↓

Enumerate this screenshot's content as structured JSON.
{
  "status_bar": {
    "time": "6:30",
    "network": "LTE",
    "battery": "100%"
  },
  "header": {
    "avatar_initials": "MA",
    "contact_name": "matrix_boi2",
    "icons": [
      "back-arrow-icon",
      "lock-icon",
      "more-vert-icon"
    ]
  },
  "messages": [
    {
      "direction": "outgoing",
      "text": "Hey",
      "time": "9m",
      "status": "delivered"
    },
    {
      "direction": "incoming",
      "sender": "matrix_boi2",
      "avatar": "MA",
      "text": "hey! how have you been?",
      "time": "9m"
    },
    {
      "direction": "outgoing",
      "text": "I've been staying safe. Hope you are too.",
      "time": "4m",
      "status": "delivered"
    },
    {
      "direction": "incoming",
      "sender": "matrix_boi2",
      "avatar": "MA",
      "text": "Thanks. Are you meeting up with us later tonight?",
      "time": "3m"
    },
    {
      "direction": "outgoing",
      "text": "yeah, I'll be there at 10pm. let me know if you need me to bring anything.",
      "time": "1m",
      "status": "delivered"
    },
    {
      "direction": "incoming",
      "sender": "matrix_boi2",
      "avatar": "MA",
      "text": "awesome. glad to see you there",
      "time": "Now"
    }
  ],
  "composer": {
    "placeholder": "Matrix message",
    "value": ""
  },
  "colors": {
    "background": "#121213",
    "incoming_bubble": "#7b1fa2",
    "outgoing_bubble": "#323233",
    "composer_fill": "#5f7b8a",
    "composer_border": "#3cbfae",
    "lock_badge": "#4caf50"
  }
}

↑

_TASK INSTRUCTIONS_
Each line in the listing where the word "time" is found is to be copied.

_RESULT FOR THIS EXERCISE_
    "time": "6:30",
      "time": "9m",
      "time": "9m"
      "time": "4m",
      "time": "3m"
      "time": "1m",
      "time": "Now"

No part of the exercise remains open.